The main questions now are if either side can find a path to deescalation and whether India’s allies such as the United States will help.
“It is a highly volatile and dangerous situation between two nationalistic, nuclear powers at a time when American influence has badly diminished,” Denmark said.
An editorial published Wednesday in the Global Times, a Chinese Communist Party newspaper, said India was being encouraged by the U.S., which has been steadily building relations with India’s military.
“The arrogance and recklessness of the Indian side is the main reason for the consistent tensions along China-India borders,” the editorial said, adding that China “does not and will not create conflicts, but it fears no conflicts either.”
China claims about 90,000 square kilometers (35,000 square miles) of territory in India’s northeast, while India says China occupies 38,000 square kilometers (15,000 square miles) of its territory in the Aksai Chin Plateau in the Himalayas, a contiguous part of the Ladakh region.
India unilaterally declared Ladakh a federal territory while separating it from disputed Kashmir in August 2019. China was among the handful of countries to strongly condemn the move, raising it at international forums including the U.N. Security Council.
Thousands of soldiers on both sides have faced off over a month along a remote stretch of the 3,380-kilometer (2,100-mile) Line of Actual Control, the border established following a war between India and China in 1962 that resulted in an uneasy truce.
The United Nations urged both sides “to exercise maximum restraint.”
“We are concerned about reports of violence and deaths at the Line of Actual Control between India and China,” U.N. associate spokesperson Eri Kaneko said. “We take positive note of reports that the two countries have engaged to de-escalate the situation.”

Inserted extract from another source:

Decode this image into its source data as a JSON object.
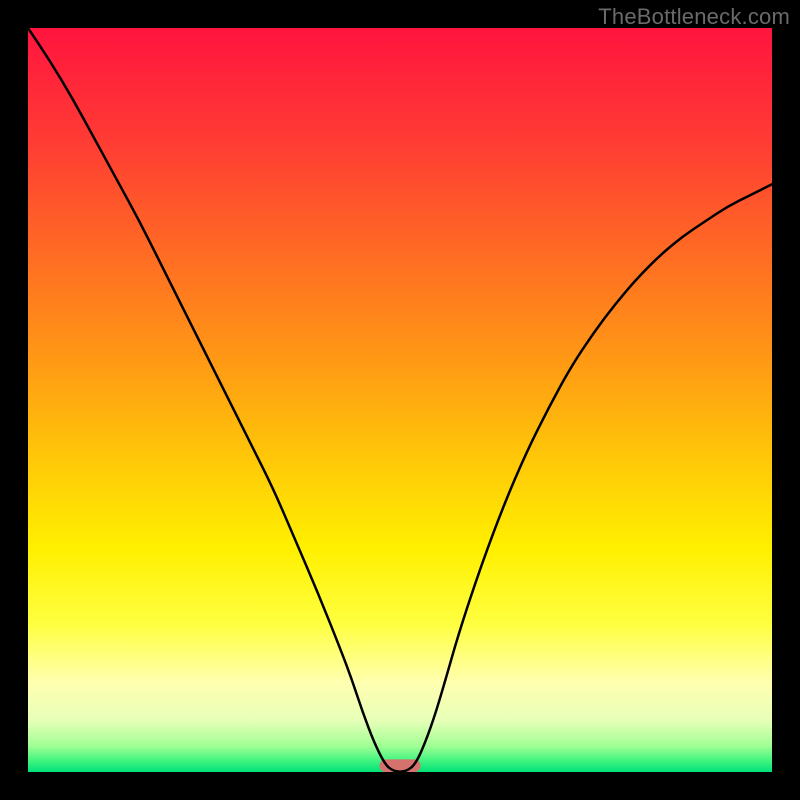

This story has been corrected to show a reference to 17 injured is a description of how some fatalities occurred and not a report of more casualties.
Sharma reported from New Delhi.